* [Raw data]
^^^^
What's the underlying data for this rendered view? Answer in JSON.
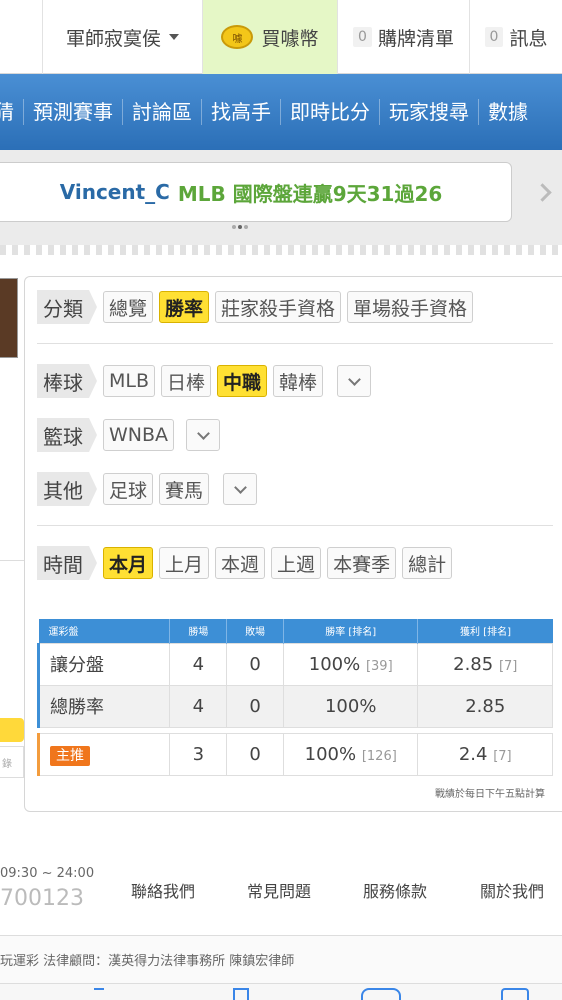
{
  "topbar": {
    "user": "軍師寂寞侯",
    "coin_label": "買噱幣",
    "coin_badge": "噱",
    "cart_count": "0",
    "cart_label": "購牌清單",
    "msg_count": "0",
    "msg_label": "訊息"
  },
  "nav": [
    "猜",
    "預測賽事",
    "討論區",
    "找高手",
    "即時比分",
    "玩家搜尋",
    "數據"
  ],
  "banner": {
    "name": "Vincent_C",
    "text": "MLB 國際盤連贏9天31過26"
  },
  "filters": {
    "category": {
      "label": "分類",
      "options": [
        "總覽",
        "勝率",
        "莊家殺手資格",
        "單場殺手資格"
      ]
    },
    "baseball": {
      "label": "棒球",
      "options": [
        "MLB",
        "日棒",
        "中職",
        "韓棒"
      ]
    },
    "basketball": {
      "label": "籃球",
      "options": [
        "WNBA"
      ]
    },
    "other": {
      "label": "其他",
      "options": [
        "足球",
        "賽馬"
      ]
    },
    "time": {
      "label": "時間",
      "options": [
        "本月",
        "上月",
        "本週",
        "上週",
        "本賽季",
        "總計"
      ]
    }
  },
  "table": {
    "headers": [
      "運彩盤",
      "勝場",
      "敗場",
      "勝率 [排名]",
      "獲利 [排名]"
    ],
    "rows": [
      {
        "type": "讓分盤",
        "win": "4",
        "lose": "0",
        "rate": "100%",
        "rate_rank": "[39]",
        "profit": "2.85",
        "profit_rank": "[7]"
      },
      {
        "type": "總勝率",
        "win": "4",
        "lose": "0",
        "rate": "100%",
        "rate_rank": "",
        "profit": "2.85",
        "profit_rank": ""
      }
    ],
    "featured": {
      "badge": "主推",
      "win": "3",
      "lose": "0",
      "rate": "100%",
      "rate_rank": "[126]",
      "profit": "2.4",
      "profit_rank": "[7]"
    },
    "note": "戰績於每日下午五點計算"
  },
  "footer": {
    "hours": "09:30 ~ 24:00",
    "phone": "700123",
    "links": [
      "聯絡我們",
      "常見問題",
      "服務條款",
      "關於我們"
    ],
    "legal": "玩運彩 法律顧問：漢英得力法律事務所 陳鎮宏律師",
    "stub_text": "錄"
  },
  "colors": {
    "nav_blue": "#2b6fb7",
    "active_chip": "#ffe033",
    "banner_green": "#5ca63a",
    "table_header": "#3d8fd6",
    "hot_badge": "#f0761c"
  }
}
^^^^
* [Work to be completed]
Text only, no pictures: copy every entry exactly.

* [Solution to the problem]
What's the underlying data for this rendered view? Answer in JSON.
{
  "topbar": {
    "user": "軍師寂寞侯",
    "coin_label": "買噱幣",
    "coin_badge": "噱",
    "cart_count": "0",
    "cart_label": "購牌清單",
    "msg_count": "0",
    "msg_label": "訊息"
  },
  "nav": [
    "猜",
    "預測賽事",
    "討論區",
    "找高手",
    "即時比分",
    "玩家搜尋",
    "數據"
  ],
  "banner": {
    "name": "Vincent_C",
    "text": "MLB 國際盤連贏9天31過26"
  },
  "filters": {
    "category": {
      "label": "分類",
      "options": [
        "總覽",
        "勝率",
        "莊家殺手資格",
        "單場殺手資格"
      ]
    },
    "baseball": {
      "label": "棒球",
      "options": [
        "MLB",
        "日棒",
        "中職",
        "韓棒"
      ]
    },
    "basketball": {
      "label": "籃球",
      "options": [
        "WNBA"
      ]
    },
    "other": {
      "label": "其他",
      "options": [
        "足球",
        "賽馬"
      ]
    },
    "time": {
      "label": "時間",
      "options": [
        "本月",
        "上月",
        "本週",
        "上週",
        "本賽季",
        "總計"
      ]
    }
  },
  "table": {
    "headers": [
      "運彩盤",
      "勝場",
      "敗場",
      "勝率 [排名]",
      "獲利 [排名]"
    ],
    "rows": [
      {
        "type": "讓分盤",
        "win": "4",
        "lose": "0",
        "rate": "100%",
        "rate_rank": "[39]",
        "profit": "2.85",
        "profit_rank": "[7]"
      },
      {
        "type": "總勝率",
        "win": "4",
        "lose": "0",
        "rate": "100%",
        "rate_rank": "",
        "profit": "2.85",
        "profit_rank": ""
      }
    ],
    "featured": {
      "badge": "主推",
      "win": "3",
      "lose": "0",
      "rate": "100%",
      "rate_rank": "[126]",
      "profit": "2.4",
      "profit_rank": "[7]"
    },
    "note": "戰績於每日下午五點計算"
  },
  "footer": {
    "hours": "09:30 ~ 24:00",
    "phone": "700123",
    "links": [
      "聯絡我們",
      "常見問題",
      "服務條款",
      "關於我們"
    ],
    "legal": "玩運彩 法律顧問：漢英得力法律事務所 陳鎮宏律師",
    "stub_text": "錄"
  },
  "colors": {
    "nav_blue": "#2b6fb7",
    "active_chip": "#ffe033",
    "banner_green": "#5ca63a",
    "table_header": "#3d8fd6",
    "hot_badge": "#f0761c"
  }
}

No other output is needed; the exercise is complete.